The data:
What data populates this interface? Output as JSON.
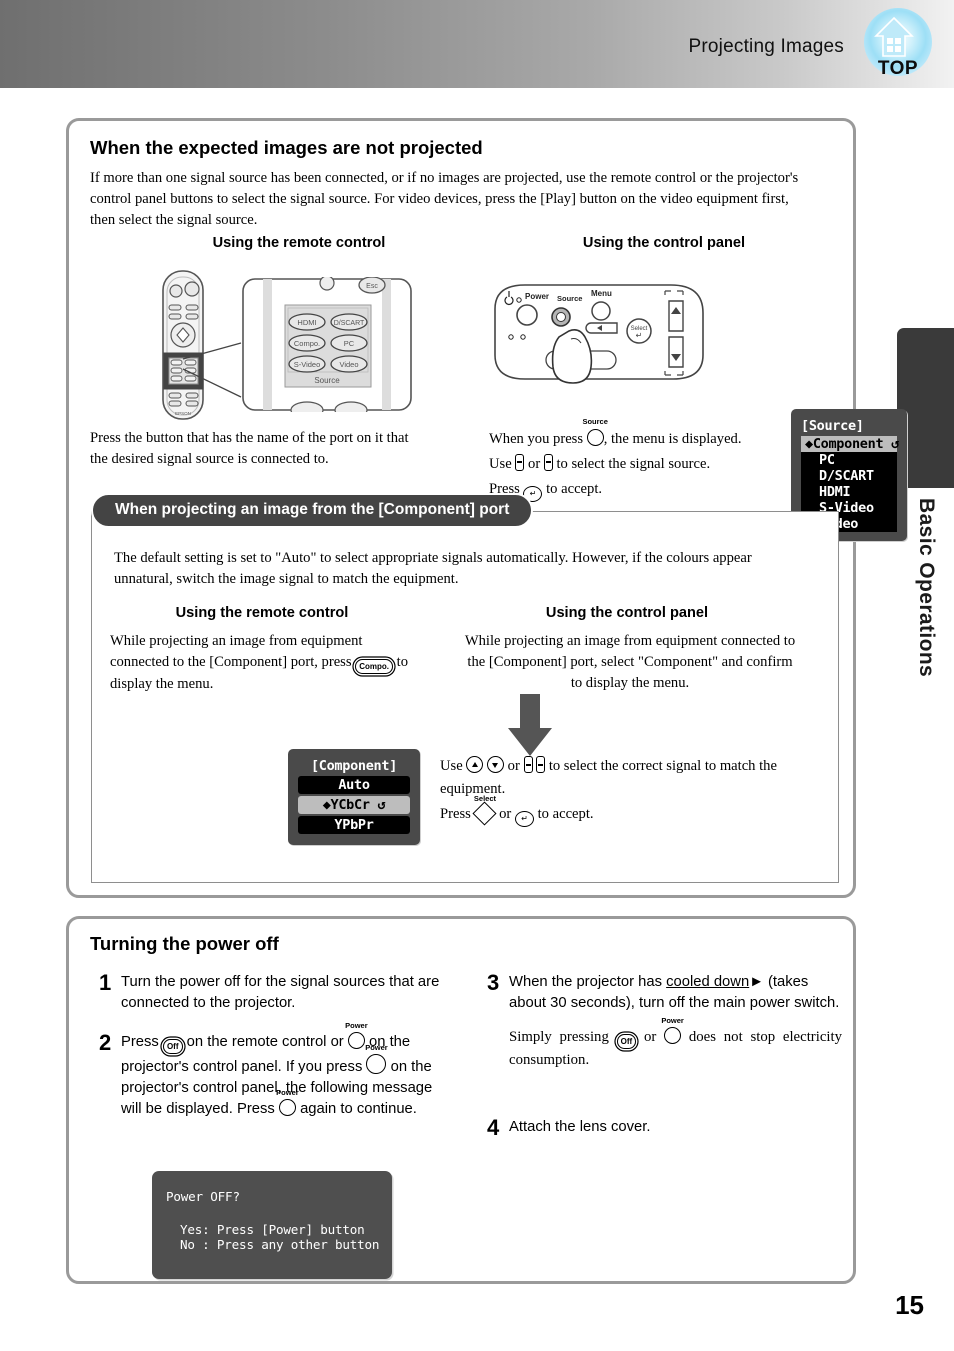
{
  "header": {
    "title": "Projecting Images",
    "top_badge_label": "TOP"
  },
  "side_tab": {
    "label": "Basic Operations"
  },
  "page_number": "15",
  "section_sources": {
    "heading": "When the expected images are not projected",
    "intro": "If more than one signal source has been connected, or if no images are projected, use the remote control or the projector's control panel buttons to select the signal source. For video devices, press the [Play] button on the video equipment first, then select the signal source.",
    "col_left_head": "Using the remote control",
    "col_right_head": "Using the control panel",
    "remote_buttons": [
      "HDMI",
      "D/SCART",
      "Compo.",
      "PC",
      "S-Video",
      "Video"
    ],
    "remote_group_label": "Source",
    "remote_esc_label": "Esc",
    "remote_brand": "EPSON",
    "panel_labels": {
      "power": "Power",
      "source": "Source",
      "menu": "Menu",
      "select": "Select"
    },
    "osd_source": {
      "title": "[Source]",
      "items": [
        "Component",
        "PC",
        "D/SCART",
        "HDMI",
        "S-Video",
        "Video"
      ],
      "selected_index": 0
    },
    "caption_left": "Press the button that has the name of the port on it that the desired signal source is connected to.",
    "caption_right": {
      "line1_a": "When you press",
      "line1_b": ", the menu is displayed.",
      "line2_a": "Use",
      "line2_b": "or",
      "line2_c": "to select the signal source.",
      "line3_a": "Press",
      "line3_b": "to accept.",
      "source_label": "Source"
    }
  },
  "section_component": {
    "tab_title": "When projecting an image from the [Component] port",
    "intro": "The default setting is set to \"Auto\" to select appropriate signals automatically. However, if the colours appear unnatural, switch the image signal to match the equipment.",
    "col_left_head": "Using the remote control",
    "col_right_head": "Using the control panel",
    "left_text_a": "While projecting an image from equipment connected to the [Component] port, press",
    "left_button_label": "Compo.",
    "left_text_b": "to display the menu.",
    "right_text": "While projecting an image from equipment connected to the [Component] port, select \"Component\" and confirm to display the menu.",
    "osd_component": {
      "title": "[Component]",
      "items": [
        "Auto",
        "YCbCr",
        "YPbPr"
      ],
      "selected_index": 1
    },
    "instructions": {
      "line1_a": "Use",
      "line1_b": "or",
      "line1_c": "to select the correct signal to match the equipment.",
      "line2_a": "Press",
      "line2_b": "or",
      "line2_c": "to accept.",
      "select_label": "Select"
    }
  },
  "section_poweroff": {
    "heading": "Turning the power off",
    "steps": [
      {
        "num": "1",
        "text": "Turn the power off for the signal sources that are connected to the projector."
      },
      {
        "num": "2",
        "t1": "Press",
        "t2": "on the remote control or",
        "t3": "on the projector's control panel. If you press",
        "t4": "on the projector's control panel, the following message will be displayed.",
        "t5": "Press",
        "t6": "again to continue.",
        "off_label": "Off",
        "power_label": "Power"
      },
      {
        "num": "3",
        "t1": "When the projector has",
        "link": "cooled down",
        "t2": "(takes about 30 seconds), turn off the main power switch.",
        "note_a": "Simply  pressing",
        "note_b": "or",
        "note_c": "does  not  stop electricity consumption.",
        "off_label": "Off",
        "power_label": "Power"
      },
      {
        "num": "4",
        "text": "Attach the lens cover."
      }
    ],
    "dialog": {
      "line1": "Power OFF?",
      "line2": "Yes: Press [Power] button",
      "line3": "No : Press any other button"
    }
  },
  "colors": {
    "osd_background": "#4a4a4a",
    "osd_selected": "#bdbdbd",
    "tab_dark": "#3a3a3a",
    "panel_border": "#9a9a9a",
    "badge_blue": "#9ddff6"
  }
}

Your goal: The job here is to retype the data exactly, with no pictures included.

Your solution:
What data populates this interface? Output as JSON.
{
  "header": {
    "title": "Projecting Images",
    "top_badge_label": "TOP"
  },
  "side_tab": {
    "label": "Basic Operations"
  },
  "page_number": "15",
  "section_sources": {
    "heading": "When the expected images are not projected",
    "intro": "If more than one signal source has been connected, or if no images are projected, use the remote control or the projector's control panel buttons to select the signal source. For video devices, press the [Play] button on the video equipment first, then select the signal source.",
    "col_left_head": "Using the remote control",
    "col_right_head": "Using the control panel",
    "remote_buttons": [
      "HDMI",
      "D/SCART",
      "Compo.",
      "PC",
      "S-Video",
      "Video"
    ],
    "remote_group_label": "Source",
    "remote_esc_label": "Esc",
    "remote_brand": "EPSON",
    "panel_labels": {
      "power": "Power",
      "source": "Source",
      "menu": "Menu",
      "select": "Select"
    },
    "osd_source": {
      "title": "[Source]",
      "items": [
        "Component",
        "PC",
        "D/SCART",
        "HDMI",
        "S-Video",
        "Video"
      ],
      "selected_index": 0
    },
    "caption_left": "Press the button that has the name of the port on it that the desired signal source is connected to.",
    "caption_right": {
      "line1_a": "When you press",
      "line1_b": ", the menu is displayed.",
      "line2_a": "Use",
      "line2_b": "or",
      "line2_c": "to select the signal source.",
      "line3_a": "Press",
      "line3_b": "to accept.",
      "source_label": "Source"
    }
  },
  "section_component": {
    "tab_title": "When projecting an image from the [Component] port",
    "intro": "The default setting is set to \"Auto\" to select appropriate signals automatically. However, if the colours appear unnatural, switch the image signal to match the equipment.",
    "col_left_head": "Using the remote control",
    "col_right_head": "Using the control panel",
    "left_text_a": "While projecting an image from equipment connected to the [Component] port, press",
    "left_button_label": "Compo.",
    "left_text_b": "to display the menu.",
    "right_text": "While projecting an image from equipment connected to the [Component] port, select \"Component\" and confirm to display the menu.",
    "osd_component": {
      "title": "[Component]",
      "items": [
        "Auto",
        "YCbCr",
        "YPbPr"
      ],
      "selected_index": 1
    },
    "instructions": {
      "line1_a": "Use",
      "line1_b": "or",
      "line1_c": "to select the correct signal to match the equipment.",
      "line2_a": "Press",
      "line2_b": "or",
      "line2_c": "to accept.",
      "select_label": "Select"
    }
  },
  "section_poweroff": {
    "heading": "Turning the power off",
    "steps": [
      {
        "num": "1",
        "text": "Turn the power off for the signal sources that are connected to the projector."
      },
      {
        "num": "2",
        "t1": "Press",
        "t2": "on the remote control or",
        "t3": "on the projector's control panel. If you press",
        "t4": "on the projector's control panel, the following message will be displayed.",
        "t5": "Press",
        "t6": "again to continue.",
        "off_label": "Off",
        "power_label": "Power"
      },
      {
        "num": "3",
        "t1": "When the projector has",
        "link": "cooled down",
        "t2": "(takes about 30 seconds), turn off the main power switch.",
        "note_a": "Simply  pressing",
        "note_b": "or",
        "note_c": "does  not  stop electricity consumption.",
        "off_label": "Off",
        "power_label": "Power"
      },
      {
        "num": "4",
        "text": "Attach the lens cover."
      }
    ],
    "dialog": {
      "line1": "Power OFF?",
      "line2": "Yes: Press [Power] button",
      "line3": "No : Press any other button"
    }
  },
  "colors": {
    "osd_background": "#4a4a4a",
    "osd_selected": "#bdbdbd",
    "tab_dark": "#3a3a3a",
    "panel_border": "#9a9a9a",
    "badge_blue": "#9ddff6"
  }
}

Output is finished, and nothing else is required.